- At the start of the charging process, the SOC (battery level) is greater than 20% and at the end it is less than 80% → avoid marginal areas.
- Small cycles are charged, e.g. from 30% to 50% SOC, instead of large spans, e.g. from 20% to 80% in one go.
- The charging power is less than 0.5 C. 1 C means that a car with a battery capacity of 64 kWh is charged with a charging power of 64 kW (64 / 64 = 1). Accordingly, in this example, charging would have to be done with a power of less than 32 kW to stay below 0.5 C. The maximum possible 11 kW therefore corresponds to only 0.17 C.
- In fact, ageing over time is often the dominant factor in battery ageing (provided the ageing due to charging remains low). It can be said that battery ageing is greater…
- the higher the ambient temperature (but not below 0 °C)
- the higher the SOC (battery level)
So a lithium-ion battery ages much faster if it is left outside the house in the sun at 40 °C with a full battery. In the garage and with a SOC of around 30%, on the other hand, the battery is protected. You can also say that the later the battery reaches a high SOC before the vehicle is used, the better. This is even encouraged by our smart charging. Ideally, in the future (if desired) there will also be the option of entering the departure time so that we can bring the car to the desired state of charge as late as possible. Aging due to charging processes also tends to be positively influenced by our smart charging.
The right charging profile also needs the right measuring technology in the background. This small communication unit, which we connect to your meter if possible, enables the ¼ hourly recording of electricity consumption. Only in this way can other players on the electricity market know how much electricity was and is needed and when. This is the only way that transport and energy transition can merge and consumers can make their personal contribution. Your household electricity meter will remain unaffected by us. You can continue to choose the electricity supplier of your choice privately and are not bound to Mer. The SMGw will also become an issue for private households with an electricity consumption of less than 6,000 kWh per year in the foreseeable future. The mandatory rollout of this metering technology for larger consumers is already in full swing.
In order to better understand and classify the necessity of our efforts, we only need some basic knowledge of the electricity market. This market is defined by the size of the interconnected electricity grid, in our case the European interconnected grid. Electricity is consumed and generated within this grid. A simple rule applies: supply and demand must be in balance at all times.

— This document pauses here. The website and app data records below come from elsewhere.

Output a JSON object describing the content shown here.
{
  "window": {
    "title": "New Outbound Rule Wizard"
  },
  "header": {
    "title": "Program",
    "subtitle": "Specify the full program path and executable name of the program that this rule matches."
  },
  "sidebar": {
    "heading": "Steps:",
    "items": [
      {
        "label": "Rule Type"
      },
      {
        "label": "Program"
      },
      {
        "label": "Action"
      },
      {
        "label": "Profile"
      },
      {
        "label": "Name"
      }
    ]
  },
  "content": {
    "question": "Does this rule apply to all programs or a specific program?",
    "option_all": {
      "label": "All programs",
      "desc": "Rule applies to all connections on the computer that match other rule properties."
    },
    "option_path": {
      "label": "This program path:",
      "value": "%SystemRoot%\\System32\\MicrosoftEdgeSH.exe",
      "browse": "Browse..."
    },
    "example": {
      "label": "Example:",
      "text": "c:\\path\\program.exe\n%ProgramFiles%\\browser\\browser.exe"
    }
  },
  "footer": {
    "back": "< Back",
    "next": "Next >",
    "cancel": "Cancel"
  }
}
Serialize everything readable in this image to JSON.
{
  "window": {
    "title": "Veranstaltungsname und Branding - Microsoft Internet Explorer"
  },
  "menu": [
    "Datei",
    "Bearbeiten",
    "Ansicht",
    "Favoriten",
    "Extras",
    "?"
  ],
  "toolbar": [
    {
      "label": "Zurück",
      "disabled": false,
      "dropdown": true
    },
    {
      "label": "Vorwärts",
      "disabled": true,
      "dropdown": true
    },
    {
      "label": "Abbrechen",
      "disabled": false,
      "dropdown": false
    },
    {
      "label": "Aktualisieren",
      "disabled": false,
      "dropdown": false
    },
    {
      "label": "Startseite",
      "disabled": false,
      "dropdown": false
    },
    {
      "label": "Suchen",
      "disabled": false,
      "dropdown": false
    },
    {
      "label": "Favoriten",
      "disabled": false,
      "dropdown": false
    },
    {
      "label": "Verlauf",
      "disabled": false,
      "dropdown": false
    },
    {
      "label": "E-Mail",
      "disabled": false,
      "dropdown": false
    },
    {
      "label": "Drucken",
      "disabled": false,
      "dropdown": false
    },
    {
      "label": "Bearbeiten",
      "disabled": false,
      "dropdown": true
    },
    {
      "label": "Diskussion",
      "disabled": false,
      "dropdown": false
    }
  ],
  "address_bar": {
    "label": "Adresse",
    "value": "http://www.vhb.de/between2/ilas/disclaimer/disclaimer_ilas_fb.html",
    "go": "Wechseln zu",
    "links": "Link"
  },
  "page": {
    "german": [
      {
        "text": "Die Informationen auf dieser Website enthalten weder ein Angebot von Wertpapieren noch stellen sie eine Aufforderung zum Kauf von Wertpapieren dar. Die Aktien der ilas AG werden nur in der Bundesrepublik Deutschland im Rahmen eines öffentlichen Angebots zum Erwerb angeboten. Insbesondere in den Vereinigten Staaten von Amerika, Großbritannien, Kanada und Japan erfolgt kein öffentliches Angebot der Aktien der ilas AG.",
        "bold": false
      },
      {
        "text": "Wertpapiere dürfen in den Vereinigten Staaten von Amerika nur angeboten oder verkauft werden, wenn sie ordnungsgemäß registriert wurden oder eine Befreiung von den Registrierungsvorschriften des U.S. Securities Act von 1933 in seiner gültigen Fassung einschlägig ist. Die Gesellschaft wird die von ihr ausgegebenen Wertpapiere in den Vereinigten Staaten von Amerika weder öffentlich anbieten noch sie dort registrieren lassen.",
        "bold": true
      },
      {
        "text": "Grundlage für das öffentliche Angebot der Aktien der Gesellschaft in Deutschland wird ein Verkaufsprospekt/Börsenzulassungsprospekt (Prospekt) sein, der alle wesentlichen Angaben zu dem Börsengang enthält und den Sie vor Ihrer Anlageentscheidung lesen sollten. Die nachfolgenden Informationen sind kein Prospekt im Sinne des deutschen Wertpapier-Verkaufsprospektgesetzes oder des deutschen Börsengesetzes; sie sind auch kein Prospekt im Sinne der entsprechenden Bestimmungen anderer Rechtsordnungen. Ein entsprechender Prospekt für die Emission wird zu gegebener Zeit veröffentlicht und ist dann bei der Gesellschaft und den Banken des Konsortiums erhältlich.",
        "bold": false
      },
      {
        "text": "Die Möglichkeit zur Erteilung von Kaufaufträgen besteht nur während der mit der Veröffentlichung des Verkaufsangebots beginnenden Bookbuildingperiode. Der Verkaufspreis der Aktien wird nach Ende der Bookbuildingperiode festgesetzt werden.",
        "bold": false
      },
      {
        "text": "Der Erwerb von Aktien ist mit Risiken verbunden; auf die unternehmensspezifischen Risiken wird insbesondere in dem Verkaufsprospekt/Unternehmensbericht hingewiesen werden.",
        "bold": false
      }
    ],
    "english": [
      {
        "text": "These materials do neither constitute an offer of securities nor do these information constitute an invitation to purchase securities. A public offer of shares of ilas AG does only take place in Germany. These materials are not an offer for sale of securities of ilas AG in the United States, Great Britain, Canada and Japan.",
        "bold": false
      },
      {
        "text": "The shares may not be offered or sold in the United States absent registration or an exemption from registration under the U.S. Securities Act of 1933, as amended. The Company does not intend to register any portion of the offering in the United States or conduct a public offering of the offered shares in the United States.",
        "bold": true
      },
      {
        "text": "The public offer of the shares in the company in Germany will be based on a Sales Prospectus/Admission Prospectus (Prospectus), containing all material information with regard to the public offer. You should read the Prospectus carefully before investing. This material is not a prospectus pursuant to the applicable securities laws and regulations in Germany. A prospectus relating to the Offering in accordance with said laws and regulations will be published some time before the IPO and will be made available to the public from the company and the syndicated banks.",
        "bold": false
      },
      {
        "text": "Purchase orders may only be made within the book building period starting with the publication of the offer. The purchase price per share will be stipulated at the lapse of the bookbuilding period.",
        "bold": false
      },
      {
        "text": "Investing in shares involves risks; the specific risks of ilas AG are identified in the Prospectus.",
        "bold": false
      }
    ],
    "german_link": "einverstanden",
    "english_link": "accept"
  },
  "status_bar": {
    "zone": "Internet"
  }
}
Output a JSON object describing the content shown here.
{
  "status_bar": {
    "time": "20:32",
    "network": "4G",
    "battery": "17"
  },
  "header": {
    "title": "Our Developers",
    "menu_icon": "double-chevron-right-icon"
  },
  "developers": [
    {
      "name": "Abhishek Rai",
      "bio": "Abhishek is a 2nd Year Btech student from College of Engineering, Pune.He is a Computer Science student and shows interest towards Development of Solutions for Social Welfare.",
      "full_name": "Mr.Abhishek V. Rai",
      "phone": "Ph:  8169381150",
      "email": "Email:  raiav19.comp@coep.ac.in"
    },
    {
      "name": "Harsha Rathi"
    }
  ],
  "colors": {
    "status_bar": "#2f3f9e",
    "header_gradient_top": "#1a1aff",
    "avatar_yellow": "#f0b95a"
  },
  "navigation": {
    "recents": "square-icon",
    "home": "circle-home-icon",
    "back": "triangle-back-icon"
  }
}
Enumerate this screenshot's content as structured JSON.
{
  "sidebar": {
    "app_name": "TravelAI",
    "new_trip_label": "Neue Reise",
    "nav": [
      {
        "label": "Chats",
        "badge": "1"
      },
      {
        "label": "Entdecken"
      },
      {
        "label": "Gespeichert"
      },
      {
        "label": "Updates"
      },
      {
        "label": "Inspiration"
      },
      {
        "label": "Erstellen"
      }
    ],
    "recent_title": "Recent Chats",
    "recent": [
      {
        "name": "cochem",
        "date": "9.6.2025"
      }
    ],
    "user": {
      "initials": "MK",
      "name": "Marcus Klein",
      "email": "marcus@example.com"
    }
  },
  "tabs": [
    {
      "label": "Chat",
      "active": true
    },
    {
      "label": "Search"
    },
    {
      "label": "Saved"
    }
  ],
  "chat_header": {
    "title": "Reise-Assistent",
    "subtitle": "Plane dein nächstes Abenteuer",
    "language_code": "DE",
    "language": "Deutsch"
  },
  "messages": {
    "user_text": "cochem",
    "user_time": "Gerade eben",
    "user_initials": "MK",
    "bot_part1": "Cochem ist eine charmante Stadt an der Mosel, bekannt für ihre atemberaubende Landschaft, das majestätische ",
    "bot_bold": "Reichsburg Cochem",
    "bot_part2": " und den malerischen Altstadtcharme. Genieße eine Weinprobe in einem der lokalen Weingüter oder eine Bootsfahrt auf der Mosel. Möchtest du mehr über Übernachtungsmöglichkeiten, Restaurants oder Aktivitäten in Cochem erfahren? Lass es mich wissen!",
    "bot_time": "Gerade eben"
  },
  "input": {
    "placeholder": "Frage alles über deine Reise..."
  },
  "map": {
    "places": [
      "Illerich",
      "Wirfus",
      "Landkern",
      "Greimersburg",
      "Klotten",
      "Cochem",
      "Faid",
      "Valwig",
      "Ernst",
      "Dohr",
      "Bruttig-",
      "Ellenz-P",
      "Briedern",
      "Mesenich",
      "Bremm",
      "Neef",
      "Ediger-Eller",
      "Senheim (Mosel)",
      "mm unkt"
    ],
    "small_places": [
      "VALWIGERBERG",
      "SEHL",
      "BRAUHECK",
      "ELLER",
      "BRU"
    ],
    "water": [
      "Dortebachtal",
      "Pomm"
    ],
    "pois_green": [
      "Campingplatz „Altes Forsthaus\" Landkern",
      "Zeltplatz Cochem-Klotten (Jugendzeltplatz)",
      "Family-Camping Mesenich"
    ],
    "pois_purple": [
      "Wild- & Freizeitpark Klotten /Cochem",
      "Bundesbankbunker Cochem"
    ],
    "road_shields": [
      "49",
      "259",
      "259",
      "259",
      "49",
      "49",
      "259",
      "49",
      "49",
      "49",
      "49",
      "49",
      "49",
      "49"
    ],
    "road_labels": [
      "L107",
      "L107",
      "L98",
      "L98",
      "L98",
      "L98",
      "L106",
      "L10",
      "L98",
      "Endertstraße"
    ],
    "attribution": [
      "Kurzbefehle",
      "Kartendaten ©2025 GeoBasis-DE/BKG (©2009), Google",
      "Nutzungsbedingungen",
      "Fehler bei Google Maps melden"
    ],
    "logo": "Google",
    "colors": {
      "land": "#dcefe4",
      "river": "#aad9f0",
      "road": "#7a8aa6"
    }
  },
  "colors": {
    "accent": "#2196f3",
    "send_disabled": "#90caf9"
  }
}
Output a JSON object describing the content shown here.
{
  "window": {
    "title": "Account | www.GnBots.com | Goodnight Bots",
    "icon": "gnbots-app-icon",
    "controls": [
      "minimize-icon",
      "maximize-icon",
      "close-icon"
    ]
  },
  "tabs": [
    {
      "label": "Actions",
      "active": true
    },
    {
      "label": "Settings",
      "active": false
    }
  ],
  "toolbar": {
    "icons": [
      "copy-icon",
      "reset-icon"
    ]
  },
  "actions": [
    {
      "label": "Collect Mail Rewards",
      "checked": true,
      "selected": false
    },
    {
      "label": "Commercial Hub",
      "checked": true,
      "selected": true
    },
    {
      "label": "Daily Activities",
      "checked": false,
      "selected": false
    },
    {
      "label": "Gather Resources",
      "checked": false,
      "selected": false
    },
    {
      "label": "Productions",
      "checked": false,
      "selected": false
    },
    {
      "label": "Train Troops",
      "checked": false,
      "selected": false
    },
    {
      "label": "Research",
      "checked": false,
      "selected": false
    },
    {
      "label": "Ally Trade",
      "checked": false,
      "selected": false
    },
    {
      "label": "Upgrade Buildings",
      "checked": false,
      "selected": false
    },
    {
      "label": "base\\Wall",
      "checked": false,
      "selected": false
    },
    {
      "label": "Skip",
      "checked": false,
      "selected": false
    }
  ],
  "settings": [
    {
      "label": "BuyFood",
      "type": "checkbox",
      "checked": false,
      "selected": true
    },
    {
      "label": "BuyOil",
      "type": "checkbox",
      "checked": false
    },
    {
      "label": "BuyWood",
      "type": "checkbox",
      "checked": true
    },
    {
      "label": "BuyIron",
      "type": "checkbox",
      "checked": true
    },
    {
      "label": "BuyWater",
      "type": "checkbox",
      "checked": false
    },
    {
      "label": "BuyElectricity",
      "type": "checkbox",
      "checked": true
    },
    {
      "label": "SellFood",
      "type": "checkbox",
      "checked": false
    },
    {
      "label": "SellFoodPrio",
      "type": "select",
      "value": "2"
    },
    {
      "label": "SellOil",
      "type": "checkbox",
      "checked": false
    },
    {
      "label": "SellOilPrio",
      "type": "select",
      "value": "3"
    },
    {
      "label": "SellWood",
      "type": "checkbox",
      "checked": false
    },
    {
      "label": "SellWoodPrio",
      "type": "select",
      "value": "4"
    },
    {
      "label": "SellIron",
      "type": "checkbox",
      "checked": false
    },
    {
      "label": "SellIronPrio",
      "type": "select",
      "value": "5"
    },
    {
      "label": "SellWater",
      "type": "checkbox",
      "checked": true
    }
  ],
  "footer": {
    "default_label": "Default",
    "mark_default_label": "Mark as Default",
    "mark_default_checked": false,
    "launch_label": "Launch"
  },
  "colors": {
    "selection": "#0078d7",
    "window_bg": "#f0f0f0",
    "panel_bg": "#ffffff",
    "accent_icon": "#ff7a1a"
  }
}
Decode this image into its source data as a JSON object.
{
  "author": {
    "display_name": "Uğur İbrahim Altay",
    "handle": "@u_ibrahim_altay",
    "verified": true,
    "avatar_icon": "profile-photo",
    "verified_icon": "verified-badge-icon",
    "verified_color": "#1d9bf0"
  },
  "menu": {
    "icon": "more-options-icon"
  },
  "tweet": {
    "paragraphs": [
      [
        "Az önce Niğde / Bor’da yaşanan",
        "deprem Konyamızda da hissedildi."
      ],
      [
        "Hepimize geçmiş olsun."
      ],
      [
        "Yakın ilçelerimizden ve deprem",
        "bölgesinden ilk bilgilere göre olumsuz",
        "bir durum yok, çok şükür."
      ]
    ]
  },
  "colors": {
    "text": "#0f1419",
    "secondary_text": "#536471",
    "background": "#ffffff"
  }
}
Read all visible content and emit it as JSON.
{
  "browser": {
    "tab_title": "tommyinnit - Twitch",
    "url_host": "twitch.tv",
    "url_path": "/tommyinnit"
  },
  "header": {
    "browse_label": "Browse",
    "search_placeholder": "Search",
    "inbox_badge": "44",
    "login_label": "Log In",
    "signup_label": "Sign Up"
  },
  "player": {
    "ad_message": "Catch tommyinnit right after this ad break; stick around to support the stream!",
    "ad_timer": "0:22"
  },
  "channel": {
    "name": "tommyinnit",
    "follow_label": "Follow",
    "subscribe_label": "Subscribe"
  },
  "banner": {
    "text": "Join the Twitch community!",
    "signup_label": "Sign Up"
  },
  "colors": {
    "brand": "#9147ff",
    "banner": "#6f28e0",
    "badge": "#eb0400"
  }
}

In the past, our electricity landscape was characterised by consumption-oriented generation. Primarily fossil-fuelled power plants were regulated up or down according to demand. However, this has changed over the years to a supply-dependent electricity landscape. This means that electricity is no longer produced according to prevailing consumption patterns. It is now produced primarily whenever the sun shines and/or the wind blows. This is because electricity cannot be stored on a large scale, as is the case with natural gas, for example. Consequently, the challenge of the energy transition is to consume electricity whenever it is available. Electric cars are for the most part still charged precisely when they are connected to the charging station. The fact that they are usually only needed again at a much later point in time with an (almost) full battery has hardly been taken into account so far. Mer is tapping into this potential and thus creating a sensible link between the transport and energy transition: The e-car becomes a flexible consumer. With eeFlatNeo, you charge exactly when the electricity is available and the grids are not already at their capacity limits.